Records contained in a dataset
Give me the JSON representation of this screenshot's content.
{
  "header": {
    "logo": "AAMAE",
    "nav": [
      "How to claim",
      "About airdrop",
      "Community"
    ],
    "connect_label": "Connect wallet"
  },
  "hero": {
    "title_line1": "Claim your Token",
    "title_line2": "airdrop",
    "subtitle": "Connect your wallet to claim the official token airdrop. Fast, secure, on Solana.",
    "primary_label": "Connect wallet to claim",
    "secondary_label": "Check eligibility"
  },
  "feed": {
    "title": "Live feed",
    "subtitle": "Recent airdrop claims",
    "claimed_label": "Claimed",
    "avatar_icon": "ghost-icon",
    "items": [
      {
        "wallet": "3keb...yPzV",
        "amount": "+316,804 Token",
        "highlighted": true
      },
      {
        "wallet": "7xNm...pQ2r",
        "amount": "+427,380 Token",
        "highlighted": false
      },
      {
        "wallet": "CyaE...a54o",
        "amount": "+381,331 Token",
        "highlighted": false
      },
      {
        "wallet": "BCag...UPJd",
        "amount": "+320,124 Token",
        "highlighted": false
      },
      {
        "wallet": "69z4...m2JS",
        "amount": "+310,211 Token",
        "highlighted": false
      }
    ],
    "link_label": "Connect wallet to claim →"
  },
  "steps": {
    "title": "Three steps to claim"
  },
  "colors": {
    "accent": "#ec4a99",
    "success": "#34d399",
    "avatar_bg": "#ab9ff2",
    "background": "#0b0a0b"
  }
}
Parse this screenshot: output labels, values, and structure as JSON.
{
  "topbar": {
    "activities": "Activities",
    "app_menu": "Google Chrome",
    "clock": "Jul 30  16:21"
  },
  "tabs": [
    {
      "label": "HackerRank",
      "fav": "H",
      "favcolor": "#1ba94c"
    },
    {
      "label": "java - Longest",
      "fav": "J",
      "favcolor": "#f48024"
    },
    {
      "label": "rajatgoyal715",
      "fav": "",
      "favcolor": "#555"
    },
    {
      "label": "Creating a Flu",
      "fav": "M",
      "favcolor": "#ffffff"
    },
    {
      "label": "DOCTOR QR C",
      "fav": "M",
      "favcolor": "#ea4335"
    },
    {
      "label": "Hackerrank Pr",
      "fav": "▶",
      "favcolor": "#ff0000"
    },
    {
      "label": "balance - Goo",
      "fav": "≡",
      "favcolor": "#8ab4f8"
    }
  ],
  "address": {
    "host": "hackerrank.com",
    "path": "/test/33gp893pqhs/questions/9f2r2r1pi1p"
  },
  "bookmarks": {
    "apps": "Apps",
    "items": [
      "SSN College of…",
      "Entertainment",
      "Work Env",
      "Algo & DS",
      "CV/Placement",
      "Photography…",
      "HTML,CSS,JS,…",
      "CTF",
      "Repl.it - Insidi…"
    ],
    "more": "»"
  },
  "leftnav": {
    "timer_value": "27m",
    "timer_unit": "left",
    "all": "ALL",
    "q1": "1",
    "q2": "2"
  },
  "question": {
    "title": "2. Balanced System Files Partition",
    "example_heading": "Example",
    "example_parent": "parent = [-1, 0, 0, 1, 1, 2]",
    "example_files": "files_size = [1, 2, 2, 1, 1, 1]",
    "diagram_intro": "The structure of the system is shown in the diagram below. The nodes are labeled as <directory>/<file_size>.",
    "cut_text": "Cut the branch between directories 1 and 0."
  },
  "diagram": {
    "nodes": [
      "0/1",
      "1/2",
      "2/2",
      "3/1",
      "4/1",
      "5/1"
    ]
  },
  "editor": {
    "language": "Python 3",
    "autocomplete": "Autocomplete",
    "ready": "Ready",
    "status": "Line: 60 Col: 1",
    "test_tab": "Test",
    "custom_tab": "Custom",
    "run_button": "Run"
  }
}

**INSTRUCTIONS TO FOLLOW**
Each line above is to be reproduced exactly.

**THE ANSWER**
Give me the JSON representation of this screenshot's content.
{
  "header": {
    "logo": "AAMAE",
    "nav": [
      "How to claim",
      "About airdrop",
      "Community"
    ],
    "connect_label": "Connect wallet"
  },
  "hero": {
    "title_line1": "Claim your Token",
    "title_line2": "airdrop",
    "subtitle": "Connect your wallet to claim the official token airdrop. Fast, secure, on Solana.",
    "primary_label": "Connect wallet to claim",
    "secondary_label": "Check eligibility"
  },
  "feed": {
    "title": "Live feed",
    "subtitle": "Recent airdrop claims",
    "claimed_label": "Claimed",
    "avatar_icon": "ghost-icon",
    "items": [
      {
        "wallet": "3keb...yPzV",
        "amount": "+316,804 Token",
        "highlighted": true
      },
      {
        "wallet": "7xNm...pQ2r",
        "amount": "+427,380 Token",
        "highlighted": false
      },
      {
        "wallet": "CyaE...a54o",
        "amount": "+381,331 Token",
        "highlighted": false
      },
      {
        "wallet": "BCag...UPJd",
        "amount": "+320,124 Token",
        "highlighted": false
      },
      {
        "wallet": "69z4...m2JS",
        "amount": "+310,211 Token",
        "highlighted": false
      }
    ],
    "link_label": "Connect wallet to claim →"
  },
  "steps": {
    "title": "Three steps to claim"
  },
  "colors": {
    "accent": "#ec4a99",
    "success": "#34d399",
    "avatar_bg": "#ab9ff2",
    "background": "#0b0a0b"
  }
}
Parse this screenshot: output labels, values, and structure as JSON.
{
  "topbar": {
    "activities": "Activities",
    "app_menu": "Google Chrome",
    "clock": "Jul 30  16:21"
  },
  "tabs": [
    {
      "label": "HackerRank",
      "fav": "H",
      "favcolor": "#1ba94c"
    },
    {
      "label": "java - Longest",
      "fav": "J",
      "favcolor": "#f48024"
    },
    {
      "label": "rajatgoyal715",
      "fav": "",
      "favcolor": "#555"
    },
    {
      "label": "Creating a Flu",
      "fav": "M",
      "favcolor": "#ffffff"
    },
    {
      "label": "DOCTOR QR C",
      "fav": "M",
      "favcolor": "#ea4335"
    },
    {
      "label": "Hackerrank Pr",
      "fav": "▶",
      "favcolor": "#ff0000"
    },
    {
      "label": "balance - Goo",
      "fav": "≡",
      "favcolor": "#8ab4f8"
    }
  ],
  "address": {
    "host": "hackerrank.com",
    "path": "/test/33gp893pqhs/questions/9f2r2r1pi1p"
  },
  "bookmarks": {
    "apps": "Apps",
    "items": [
      "SSN College of…",
      "Entertainment",
      "Work Env",
      "Algo & DS",
      "CV/Placement",
      "Photography…",
      "HTML,CSS,JS,…",
      "CTF",
      "Repl.it - Insidi…"
    ],
    "more": "»"
  },
  "leftnav": {
    "timer_value": "27m",
    "timer_unit": "left",
    "all": "ALL",
    "q1": "1",
    "q2": "2"
  },
  "question": {
    "title": "2. Balanced System Files Partition",
    "example_heading": "Example",
    "example_parent": "parent = [-1, 0, 0, 1, 1, 2]",
    "example_files": "files_size = [1, 2, 2, 1, 1, 1]",
    "diagram_intro": "The structure of the system is shown in the diagram below. The nodes are labeled as <directory>/<file_size>.",
    "cut_text": "Cut the branch between directories 1 and 0."
  },
  "diagram": {
    "nodes": [
      "0/1",
      "1/2",
      "2/2",
      "3/1",
      "4/1",
      "5/1"
    ]
  },
  "editor": {
    "language": "Python 3",
    "autocomplete": "Autocomplete",
    "ready": "Ready",
    "status": "Line: 60 Col: 1",
    "test_tab": "Test",
    "custom_tab": "Custom",
    "run_button": "Run"
  }
}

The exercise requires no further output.